### WHAT IS EXPECTED
If a line in the entries contains the word "into", list it.

### RECORD SET
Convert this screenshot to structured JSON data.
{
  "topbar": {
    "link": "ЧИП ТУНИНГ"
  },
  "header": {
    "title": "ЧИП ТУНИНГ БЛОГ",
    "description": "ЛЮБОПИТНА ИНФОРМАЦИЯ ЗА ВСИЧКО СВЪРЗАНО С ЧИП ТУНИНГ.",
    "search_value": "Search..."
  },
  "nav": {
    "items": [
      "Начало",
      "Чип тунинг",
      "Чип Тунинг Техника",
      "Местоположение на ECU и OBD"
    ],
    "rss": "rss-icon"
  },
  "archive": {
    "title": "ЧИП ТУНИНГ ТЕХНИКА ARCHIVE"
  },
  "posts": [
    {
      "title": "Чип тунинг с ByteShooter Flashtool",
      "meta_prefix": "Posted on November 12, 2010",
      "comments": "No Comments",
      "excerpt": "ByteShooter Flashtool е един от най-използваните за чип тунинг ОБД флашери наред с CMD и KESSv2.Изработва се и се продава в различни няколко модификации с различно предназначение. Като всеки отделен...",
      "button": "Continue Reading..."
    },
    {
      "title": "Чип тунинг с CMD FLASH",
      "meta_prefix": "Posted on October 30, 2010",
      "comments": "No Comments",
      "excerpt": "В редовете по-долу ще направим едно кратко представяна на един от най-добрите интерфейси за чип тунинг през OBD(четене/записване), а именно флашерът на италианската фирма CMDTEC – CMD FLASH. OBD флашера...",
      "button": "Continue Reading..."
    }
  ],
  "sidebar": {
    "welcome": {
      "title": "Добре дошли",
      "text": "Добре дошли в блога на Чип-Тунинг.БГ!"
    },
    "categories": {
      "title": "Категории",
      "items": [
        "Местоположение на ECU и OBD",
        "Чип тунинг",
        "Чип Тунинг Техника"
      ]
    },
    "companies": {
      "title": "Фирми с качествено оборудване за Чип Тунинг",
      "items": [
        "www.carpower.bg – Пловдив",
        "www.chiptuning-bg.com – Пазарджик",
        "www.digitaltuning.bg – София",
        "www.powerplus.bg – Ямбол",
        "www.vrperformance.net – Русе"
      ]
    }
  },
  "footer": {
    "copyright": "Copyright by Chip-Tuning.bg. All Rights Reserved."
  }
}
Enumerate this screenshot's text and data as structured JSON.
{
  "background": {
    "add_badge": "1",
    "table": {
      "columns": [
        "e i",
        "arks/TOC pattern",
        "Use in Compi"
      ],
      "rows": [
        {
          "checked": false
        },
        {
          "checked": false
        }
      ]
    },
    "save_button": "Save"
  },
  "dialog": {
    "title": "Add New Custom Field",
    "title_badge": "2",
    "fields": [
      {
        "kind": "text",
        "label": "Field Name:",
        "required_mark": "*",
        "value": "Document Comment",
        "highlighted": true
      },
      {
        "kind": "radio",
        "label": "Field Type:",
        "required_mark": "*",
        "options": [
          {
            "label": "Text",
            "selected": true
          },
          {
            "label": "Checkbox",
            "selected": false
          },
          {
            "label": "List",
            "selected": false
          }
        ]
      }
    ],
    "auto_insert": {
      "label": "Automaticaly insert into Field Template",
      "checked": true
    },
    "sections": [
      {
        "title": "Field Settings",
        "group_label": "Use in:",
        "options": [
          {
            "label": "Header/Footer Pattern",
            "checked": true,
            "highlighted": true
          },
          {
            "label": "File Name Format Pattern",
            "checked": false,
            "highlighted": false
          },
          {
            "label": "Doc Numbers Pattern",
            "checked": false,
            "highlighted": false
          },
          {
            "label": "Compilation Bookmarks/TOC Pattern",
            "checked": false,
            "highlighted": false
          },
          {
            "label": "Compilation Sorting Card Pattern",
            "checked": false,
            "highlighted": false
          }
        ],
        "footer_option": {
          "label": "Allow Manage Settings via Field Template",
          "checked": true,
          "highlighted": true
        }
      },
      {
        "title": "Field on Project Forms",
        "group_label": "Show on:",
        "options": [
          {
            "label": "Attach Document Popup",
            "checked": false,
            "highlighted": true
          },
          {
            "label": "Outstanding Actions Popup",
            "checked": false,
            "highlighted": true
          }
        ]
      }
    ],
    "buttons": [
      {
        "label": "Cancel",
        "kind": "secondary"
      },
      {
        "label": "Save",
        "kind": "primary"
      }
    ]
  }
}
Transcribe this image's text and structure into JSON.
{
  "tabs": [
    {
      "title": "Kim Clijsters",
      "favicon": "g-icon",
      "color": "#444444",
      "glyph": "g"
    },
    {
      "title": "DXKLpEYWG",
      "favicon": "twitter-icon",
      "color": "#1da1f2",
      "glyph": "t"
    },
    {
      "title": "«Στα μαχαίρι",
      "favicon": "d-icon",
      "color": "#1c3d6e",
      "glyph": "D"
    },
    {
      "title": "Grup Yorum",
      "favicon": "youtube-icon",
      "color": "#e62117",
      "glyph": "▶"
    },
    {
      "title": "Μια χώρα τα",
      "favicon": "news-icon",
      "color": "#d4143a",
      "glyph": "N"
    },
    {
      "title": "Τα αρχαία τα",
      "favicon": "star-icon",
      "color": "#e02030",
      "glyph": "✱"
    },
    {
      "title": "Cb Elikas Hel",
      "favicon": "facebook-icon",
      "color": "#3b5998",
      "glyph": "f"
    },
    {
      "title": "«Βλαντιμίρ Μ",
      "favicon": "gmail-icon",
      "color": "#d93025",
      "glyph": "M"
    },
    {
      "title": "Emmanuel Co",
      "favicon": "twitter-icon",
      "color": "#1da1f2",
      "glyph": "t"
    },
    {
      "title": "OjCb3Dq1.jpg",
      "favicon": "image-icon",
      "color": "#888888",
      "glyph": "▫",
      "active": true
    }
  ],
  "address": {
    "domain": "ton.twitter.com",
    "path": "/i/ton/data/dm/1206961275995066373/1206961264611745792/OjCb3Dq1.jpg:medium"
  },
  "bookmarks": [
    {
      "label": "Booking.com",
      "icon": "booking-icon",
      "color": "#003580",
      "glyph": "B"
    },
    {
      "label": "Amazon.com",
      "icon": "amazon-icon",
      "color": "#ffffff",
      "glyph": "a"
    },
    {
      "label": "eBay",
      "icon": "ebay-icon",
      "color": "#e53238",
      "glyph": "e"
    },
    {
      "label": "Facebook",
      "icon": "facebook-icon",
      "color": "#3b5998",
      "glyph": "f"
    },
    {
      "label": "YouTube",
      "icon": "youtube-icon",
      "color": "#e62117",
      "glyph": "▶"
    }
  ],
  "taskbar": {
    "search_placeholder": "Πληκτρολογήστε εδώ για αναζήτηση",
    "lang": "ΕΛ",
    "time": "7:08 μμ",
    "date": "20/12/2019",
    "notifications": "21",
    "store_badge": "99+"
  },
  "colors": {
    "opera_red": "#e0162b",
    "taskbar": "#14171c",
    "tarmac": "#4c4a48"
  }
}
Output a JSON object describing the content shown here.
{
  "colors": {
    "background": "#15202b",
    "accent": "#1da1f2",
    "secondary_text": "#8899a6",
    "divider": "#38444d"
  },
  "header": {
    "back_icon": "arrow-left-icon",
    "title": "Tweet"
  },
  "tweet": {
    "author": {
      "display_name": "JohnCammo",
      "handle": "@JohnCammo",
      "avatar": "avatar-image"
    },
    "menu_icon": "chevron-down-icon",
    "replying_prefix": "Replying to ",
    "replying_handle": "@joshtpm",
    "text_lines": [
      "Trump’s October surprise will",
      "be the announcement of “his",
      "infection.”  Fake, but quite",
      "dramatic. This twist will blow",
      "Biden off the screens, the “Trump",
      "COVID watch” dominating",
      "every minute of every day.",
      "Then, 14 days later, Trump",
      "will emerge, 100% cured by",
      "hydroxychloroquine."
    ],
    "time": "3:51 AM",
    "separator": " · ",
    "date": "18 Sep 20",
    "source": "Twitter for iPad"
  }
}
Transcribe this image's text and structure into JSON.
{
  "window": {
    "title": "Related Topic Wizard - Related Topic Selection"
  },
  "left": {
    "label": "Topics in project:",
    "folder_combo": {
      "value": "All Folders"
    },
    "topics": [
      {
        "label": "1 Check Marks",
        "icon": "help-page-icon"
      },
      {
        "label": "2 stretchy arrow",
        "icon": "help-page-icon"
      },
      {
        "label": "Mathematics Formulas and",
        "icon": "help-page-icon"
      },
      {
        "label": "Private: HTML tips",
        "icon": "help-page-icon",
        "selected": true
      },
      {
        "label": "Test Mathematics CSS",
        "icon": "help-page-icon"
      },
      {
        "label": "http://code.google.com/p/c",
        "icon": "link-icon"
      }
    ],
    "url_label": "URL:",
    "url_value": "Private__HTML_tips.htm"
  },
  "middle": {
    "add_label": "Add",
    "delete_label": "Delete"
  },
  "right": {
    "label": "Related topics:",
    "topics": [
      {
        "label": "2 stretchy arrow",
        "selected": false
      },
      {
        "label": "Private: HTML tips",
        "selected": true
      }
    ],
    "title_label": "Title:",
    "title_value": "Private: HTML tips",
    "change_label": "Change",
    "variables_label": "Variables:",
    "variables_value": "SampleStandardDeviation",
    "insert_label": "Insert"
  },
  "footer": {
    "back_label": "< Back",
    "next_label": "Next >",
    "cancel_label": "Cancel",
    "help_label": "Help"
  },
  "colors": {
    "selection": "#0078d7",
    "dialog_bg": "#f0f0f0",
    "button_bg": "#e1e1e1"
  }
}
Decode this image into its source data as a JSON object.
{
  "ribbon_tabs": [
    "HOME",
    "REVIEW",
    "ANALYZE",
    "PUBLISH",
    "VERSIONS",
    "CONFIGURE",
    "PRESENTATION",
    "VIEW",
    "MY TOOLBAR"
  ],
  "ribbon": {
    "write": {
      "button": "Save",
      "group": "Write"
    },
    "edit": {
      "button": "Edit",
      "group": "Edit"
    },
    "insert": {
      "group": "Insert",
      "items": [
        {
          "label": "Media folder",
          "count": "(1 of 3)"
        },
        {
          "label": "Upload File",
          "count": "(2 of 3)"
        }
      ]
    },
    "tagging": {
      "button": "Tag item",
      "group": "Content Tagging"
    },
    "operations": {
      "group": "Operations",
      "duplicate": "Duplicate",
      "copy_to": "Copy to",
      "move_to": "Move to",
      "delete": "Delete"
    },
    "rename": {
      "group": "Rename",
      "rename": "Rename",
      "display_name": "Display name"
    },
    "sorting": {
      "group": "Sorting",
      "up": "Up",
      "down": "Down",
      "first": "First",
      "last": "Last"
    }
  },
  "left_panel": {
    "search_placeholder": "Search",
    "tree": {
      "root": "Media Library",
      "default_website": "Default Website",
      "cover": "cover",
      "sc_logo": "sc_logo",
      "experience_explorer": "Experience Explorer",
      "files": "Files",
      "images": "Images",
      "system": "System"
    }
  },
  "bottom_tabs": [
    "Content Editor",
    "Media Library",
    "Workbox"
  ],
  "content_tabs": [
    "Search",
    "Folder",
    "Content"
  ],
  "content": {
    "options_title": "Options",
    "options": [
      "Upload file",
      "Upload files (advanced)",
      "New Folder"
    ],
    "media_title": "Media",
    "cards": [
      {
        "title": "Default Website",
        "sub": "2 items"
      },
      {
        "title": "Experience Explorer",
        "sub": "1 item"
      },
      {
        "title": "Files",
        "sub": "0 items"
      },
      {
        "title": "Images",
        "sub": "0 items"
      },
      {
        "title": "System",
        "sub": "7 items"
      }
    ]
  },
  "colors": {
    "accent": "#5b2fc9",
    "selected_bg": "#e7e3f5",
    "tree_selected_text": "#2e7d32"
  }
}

### FINISHED TASK
      "label": "Automaticaly insert into Field Template",
Transcribe this image's text and structure into JSON.
Transcribe this image's text and structure into JSON.
Decode this image into its source data as a JSON object.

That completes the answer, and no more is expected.